Enhanced RDP Security In Vista - [Paul] - Finally! One of my biggest pet peeves!!
Upgrade Your Showave Flash pluging - [Paul] - Sweet attack vector...
GoDaddy is evil since they dissed Fyodor - [Paul] - And they suffered a DoS attack... lololololol
Screenshots of a botnet - [Paul] - Botnets, yummy
Worst Captcha Ever! - [Paul] - funny..
Malware Analysis - [Paul] - Malware is evil, so evil.....
OpenBSD IPv6 Kernel Remote DOS or exploit - [Larry/Nick] - The guys at CORE Labs are at it again, and the OpenBSD folks appear to brush it off. We're OpenBSD, we're INVINCIBLE! :-) Nick - L...ol
Reverse Engineering Malware, websense style - [Larry] A great write up on reverse engineering an unknown piece of malware. Delphi, yuck!
L33tUpl0ad - [Larry] - Another Dammned good idea from Irongeek. Found a tool that is awsome, but the author had disapeared, and so has the tool? Leet upload is a repository for all those tools that went missing.
VOIP threats to watch out for - [Larry] - I found this over at Hack in the Box, and gave it a read. Very good things to be aware of for VOIP installations, which you should be evaluating and testing (where do all of your secret conversations happen? likely over the phone which you suspect is secure). L33Dawg even chimed in about the Tactical VOIP Toolkit Which I can't wait to get ahold of.
Fingerprint for WPA authentication - [Larry] - Sounds cool, but have fingerprint readers been that wideley adopted to be ubiquitous. I think it might be a good idea, but destined to fail.
BlueLane protecting ur VMware VMs - [Larry] - Interesting, whou would have thought that rogue VMs (or non-updated ones) would be a threat. Neat.
Root DNS server attacks...calling card? - [Larry] - Some interesting thoughts about the motivation for attacking the root DNS servers a few weeks ago. Maybe a show of force (look at my bot net Ma!) by a botherder for a potential client?
Don't open that attachement... - [Larry] - ...even if you ask for it. Post a job ad online, get resumes.
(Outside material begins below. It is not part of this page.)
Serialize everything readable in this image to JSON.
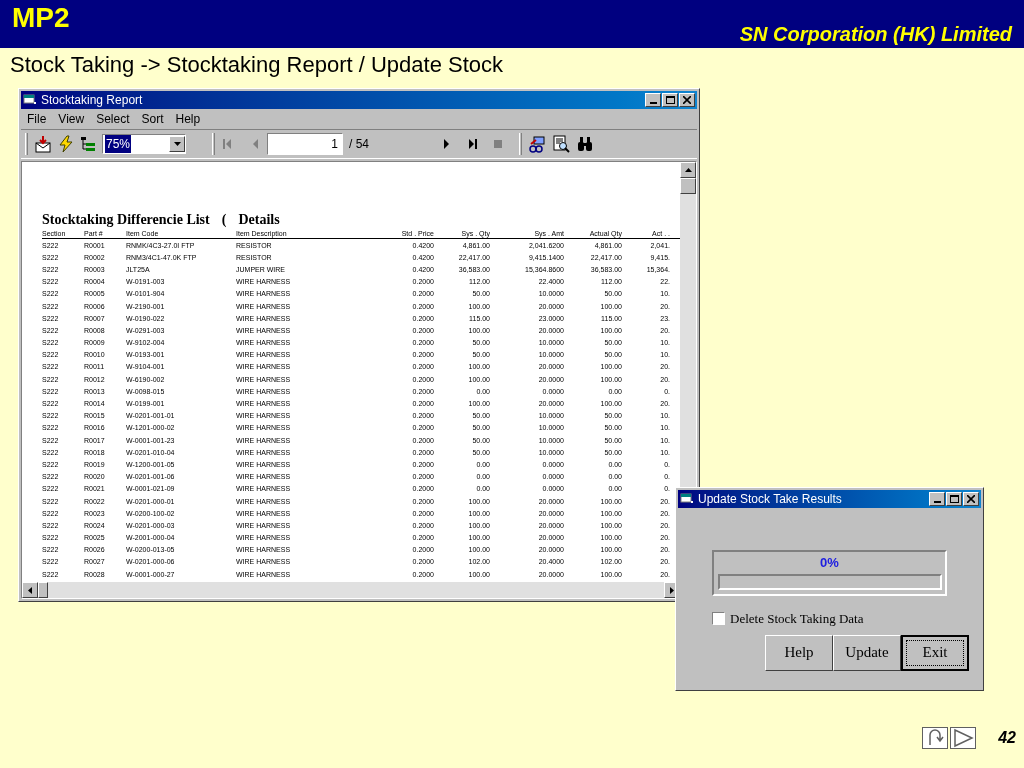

One of those resumes may be from a hacker with a nice PDF or Word exploit. Well, you asked for it!